What is expected:
As you look over the data below, please find each line where the word "thúc" appears, then copy it.

• • • • • • •

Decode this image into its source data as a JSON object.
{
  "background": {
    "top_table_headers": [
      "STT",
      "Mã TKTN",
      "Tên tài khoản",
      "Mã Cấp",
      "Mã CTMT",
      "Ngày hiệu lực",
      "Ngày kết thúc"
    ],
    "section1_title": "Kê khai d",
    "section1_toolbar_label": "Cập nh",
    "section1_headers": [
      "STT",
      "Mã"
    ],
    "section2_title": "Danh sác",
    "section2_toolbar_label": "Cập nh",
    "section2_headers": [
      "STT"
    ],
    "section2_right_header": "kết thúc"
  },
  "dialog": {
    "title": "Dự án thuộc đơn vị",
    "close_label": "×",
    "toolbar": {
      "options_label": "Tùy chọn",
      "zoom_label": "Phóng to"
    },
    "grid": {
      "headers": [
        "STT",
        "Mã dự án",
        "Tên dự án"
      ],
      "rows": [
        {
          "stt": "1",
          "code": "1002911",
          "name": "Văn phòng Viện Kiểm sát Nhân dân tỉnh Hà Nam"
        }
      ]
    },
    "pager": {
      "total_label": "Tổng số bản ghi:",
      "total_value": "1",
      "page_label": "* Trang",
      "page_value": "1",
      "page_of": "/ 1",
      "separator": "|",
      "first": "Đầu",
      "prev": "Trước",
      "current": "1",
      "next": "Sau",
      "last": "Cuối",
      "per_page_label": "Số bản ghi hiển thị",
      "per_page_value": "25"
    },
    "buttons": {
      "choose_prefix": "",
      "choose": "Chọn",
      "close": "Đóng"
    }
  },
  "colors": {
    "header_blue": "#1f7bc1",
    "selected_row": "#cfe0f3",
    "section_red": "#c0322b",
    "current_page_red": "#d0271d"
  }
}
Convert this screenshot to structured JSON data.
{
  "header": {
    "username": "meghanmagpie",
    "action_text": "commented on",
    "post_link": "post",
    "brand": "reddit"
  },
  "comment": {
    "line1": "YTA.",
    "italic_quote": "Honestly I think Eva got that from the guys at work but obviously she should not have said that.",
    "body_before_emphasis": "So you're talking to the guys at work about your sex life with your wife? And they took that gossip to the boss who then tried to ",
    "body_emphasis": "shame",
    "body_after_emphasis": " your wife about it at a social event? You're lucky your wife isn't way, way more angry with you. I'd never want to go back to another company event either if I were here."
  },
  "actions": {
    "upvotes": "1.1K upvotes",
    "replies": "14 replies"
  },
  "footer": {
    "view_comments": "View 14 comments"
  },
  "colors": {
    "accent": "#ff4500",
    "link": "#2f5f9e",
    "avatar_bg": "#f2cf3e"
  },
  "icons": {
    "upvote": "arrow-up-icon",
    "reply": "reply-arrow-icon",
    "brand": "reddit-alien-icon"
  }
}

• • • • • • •

Exercise solution:
      "Ngày kết thúc"
    "section2_right_header": "kết thúc"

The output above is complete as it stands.